Your goal -> In the entries below, find the string "timestamp" and return each line holding it.

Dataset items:
-----

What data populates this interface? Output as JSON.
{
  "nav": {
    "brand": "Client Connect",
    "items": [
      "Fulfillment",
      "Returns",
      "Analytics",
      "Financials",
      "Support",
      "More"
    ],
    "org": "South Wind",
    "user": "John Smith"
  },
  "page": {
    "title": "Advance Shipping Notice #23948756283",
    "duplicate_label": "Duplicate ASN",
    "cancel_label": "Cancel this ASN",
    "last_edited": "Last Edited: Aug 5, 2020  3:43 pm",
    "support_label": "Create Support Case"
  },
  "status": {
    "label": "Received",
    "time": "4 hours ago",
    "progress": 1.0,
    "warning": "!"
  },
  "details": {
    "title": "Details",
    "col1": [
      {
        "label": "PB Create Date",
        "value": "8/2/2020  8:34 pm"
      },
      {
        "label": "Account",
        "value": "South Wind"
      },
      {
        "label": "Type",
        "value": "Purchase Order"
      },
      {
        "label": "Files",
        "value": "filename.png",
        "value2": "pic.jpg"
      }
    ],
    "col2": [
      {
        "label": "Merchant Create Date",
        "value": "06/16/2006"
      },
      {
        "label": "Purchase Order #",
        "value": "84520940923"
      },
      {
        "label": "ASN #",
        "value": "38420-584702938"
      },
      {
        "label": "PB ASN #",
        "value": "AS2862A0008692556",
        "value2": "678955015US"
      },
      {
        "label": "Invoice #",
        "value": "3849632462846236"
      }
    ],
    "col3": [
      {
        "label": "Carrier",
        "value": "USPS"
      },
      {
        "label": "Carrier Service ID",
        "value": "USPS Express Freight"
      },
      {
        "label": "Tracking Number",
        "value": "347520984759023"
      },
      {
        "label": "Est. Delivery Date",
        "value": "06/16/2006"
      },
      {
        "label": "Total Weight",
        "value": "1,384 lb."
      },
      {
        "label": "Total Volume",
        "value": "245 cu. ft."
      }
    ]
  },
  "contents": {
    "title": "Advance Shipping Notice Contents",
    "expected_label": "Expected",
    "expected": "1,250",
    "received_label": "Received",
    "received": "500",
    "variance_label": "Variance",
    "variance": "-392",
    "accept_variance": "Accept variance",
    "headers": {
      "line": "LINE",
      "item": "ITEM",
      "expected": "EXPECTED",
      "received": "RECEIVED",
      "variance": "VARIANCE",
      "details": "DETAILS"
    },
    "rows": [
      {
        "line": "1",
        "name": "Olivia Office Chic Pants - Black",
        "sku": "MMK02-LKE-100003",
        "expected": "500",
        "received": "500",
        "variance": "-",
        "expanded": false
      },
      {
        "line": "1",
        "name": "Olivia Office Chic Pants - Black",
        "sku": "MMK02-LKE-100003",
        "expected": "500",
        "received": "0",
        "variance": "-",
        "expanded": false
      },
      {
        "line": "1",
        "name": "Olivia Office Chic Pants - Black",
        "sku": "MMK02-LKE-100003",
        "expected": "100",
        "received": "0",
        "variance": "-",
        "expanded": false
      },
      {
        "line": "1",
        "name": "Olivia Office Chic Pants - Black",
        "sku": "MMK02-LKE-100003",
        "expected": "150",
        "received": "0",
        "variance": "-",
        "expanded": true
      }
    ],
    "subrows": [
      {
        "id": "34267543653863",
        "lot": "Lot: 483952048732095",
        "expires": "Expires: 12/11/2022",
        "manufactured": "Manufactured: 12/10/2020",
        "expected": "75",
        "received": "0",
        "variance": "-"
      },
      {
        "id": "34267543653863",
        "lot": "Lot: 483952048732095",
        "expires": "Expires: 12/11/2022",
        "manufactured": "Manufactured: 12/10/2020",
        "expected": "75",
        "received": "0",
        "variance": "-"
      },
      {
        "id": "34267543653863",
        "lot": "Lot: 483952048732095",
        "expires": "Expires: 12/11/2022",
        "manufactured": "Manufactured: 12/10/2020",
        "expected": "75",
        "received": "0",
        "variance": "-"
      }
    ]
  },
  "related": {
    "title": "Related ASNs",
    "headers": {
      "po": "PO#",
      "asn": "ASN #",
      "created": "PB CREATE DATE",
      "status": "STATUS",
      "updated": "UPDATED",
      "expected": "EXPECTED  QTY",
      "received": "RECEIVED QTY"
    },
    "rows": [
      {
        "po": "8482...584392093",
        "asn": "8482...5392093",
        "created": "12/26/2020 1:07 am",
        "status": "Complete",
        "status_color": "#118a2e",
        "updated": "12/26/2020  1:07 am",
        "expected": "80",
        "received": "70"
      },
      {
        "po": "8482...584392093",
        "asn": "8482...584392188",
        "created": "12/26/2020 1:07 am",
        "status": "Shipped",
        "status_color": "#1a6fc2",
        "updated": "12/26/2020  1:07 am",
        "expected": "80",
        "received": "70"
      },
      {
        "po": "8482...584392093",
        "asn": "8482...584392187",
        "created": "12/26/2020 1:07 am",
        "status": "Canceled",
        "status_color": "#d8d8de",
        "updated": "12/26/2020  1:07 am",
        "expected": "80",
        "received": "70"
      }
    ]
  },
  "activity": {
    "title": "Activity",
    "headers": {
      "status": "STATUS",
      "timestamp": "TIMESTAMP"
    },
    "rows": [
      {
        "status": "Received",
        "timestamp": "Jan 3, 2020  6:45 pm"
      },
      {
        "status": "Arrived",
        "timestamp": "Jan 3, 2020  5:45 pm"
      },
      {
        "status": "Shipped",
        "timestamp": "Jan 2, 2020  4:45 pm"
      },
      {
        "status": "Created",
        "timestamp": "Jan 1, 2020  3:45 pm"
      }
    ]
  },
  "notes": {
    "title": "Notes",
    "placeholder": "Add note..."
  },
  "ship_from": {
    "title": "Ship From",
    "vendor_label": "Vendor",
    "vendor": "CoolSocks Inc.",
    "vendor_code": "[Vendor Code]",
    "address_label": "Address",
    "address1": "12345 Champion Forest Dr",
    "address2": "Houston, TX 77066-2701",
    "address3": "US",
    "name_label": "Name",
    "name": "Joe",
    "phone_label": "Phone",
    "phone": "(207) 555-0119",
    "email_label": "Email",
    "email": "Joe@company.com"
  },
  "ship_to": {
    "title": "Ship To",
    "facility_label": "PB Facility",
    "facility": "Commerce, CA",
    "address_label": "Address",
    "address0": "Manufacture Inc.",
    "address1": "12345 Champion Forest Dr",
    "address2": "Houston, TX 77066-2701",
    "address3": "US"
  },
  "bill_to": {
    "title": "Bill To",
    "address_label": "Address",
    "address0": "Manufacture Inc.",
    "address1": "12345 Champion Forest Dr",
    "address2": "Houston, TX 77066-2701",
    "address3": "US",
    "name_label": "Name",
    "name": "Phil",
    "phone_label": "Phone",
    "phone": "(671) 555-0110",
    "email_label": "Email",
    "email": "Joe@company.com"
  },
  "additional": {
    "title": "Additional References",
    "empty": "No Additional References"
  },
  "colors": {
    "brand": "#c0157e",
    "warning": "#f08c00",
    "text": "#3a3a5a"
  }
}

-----

Problem solution ->
      "timestamp": "TIMESTAMP"
        "timestamp": "Jan 3, 2020  6:45 pm"
        "timestamp": "Jan 3, 2020  5:45 pm"
        "timestamp": "Jan 2, 2020  4:45 pm"
        "timestamp": "Jan 1, 2020  3:45 pm"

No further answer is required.